Luckily, this little story ends with a remarkably simple phone call to the bank, who were able to process a refund in under an hour. If you find yourself in a similar situation, here’s what you can do to follow up and take control:

Unauthorised Fraud

The bulk of that 500 million was lost due to unauthorised fraud. Like the fraud in our example, this involves people making transactions without the account holder’s knowledge. In most cases, the bank will refund this – in fact, regulations from 2009 say that it’s their responsibility to do so. This can include cases where you authorised a payment, but the amount taken was higher than what you gave permission for.

You should contact the bank as soon as you realise that the unauthorised payment has happened (this is why it’s so important to review your statements regularly!). They may be able to refund you straight away, especially if the amount is small, or they may need to investigate further – in which case it may help if you can provide proof that you didn’t make the transaction yourself.

Authorised Push Payments (APP)

Unfortunately, people who fall victim to APP may find that recovering the cash is not so simple. According to UK Finance, £145m of fraud in the first half of the year involved authorised payments: for instance, being tricked into paying for a product or service that doesn’t actually exist.  This can be a more complex situation, as there’s no regulation specifying that your bank needs to refund you: legally, the responsibility sits with you. However, there are still options:
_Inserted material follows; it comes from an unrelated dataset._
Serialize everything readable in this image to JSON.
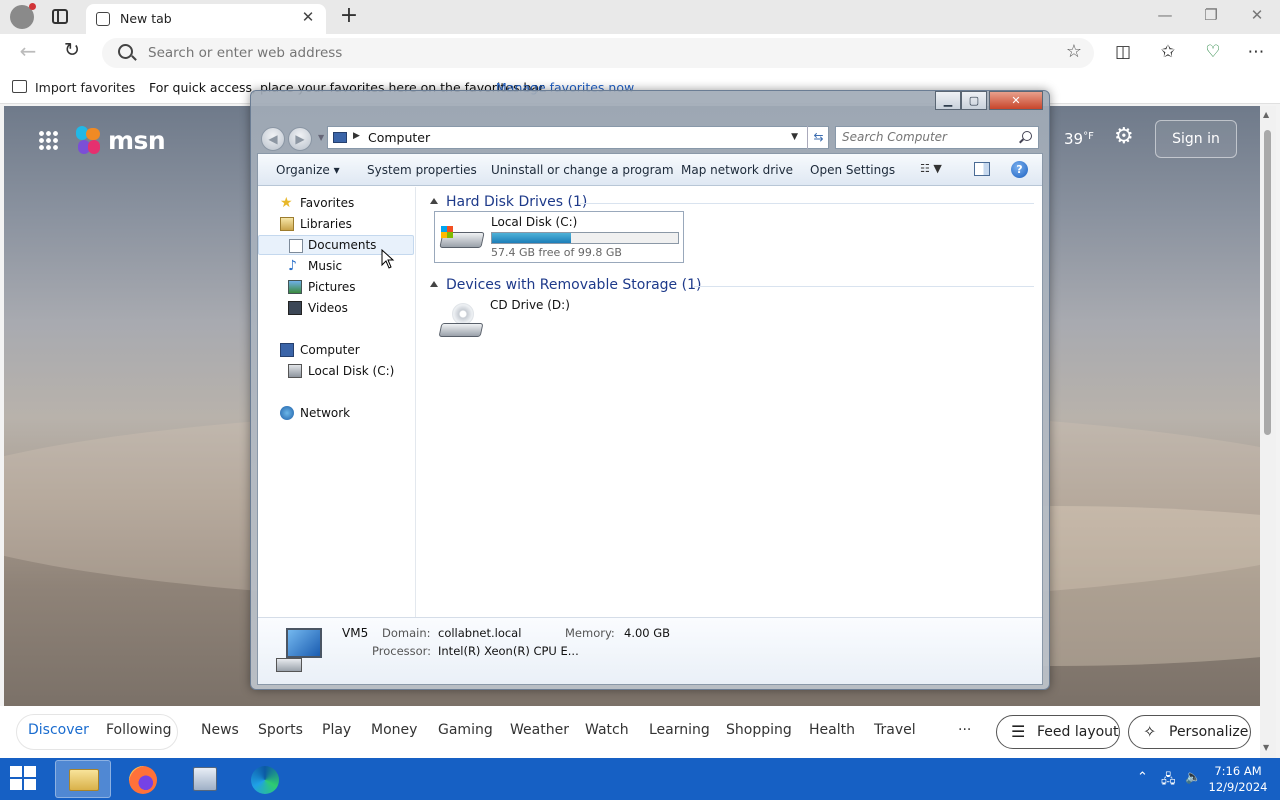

  • If you were scammed buying an item costing between £100 and £30,000 using a credit card, then you may be covered by section 75 of the consumer credit act, meaning that you can use what’s called a ‘chargeback’ to get your money back. Here’s a rundown of when section 75 will apply.
  • There is also a ‘chargeback scheme‘ which allows you to reverse payments of under £100, for both debit and credit cards. This can be useful if products don’t arrive or are not as described – you will need to contact your bank to ask them to recover the money.
  • If you have been scammed into transferring money into another bank account then you need to contact your bank immediately. They are not obliged to refund you, but they may be able to help recover the money. You should also contact the police and report the fraud.

We hope that you don’t find yourself in a position where you need to use this guide – but if you do, it should help you take the necessary next steps as quickly as possible.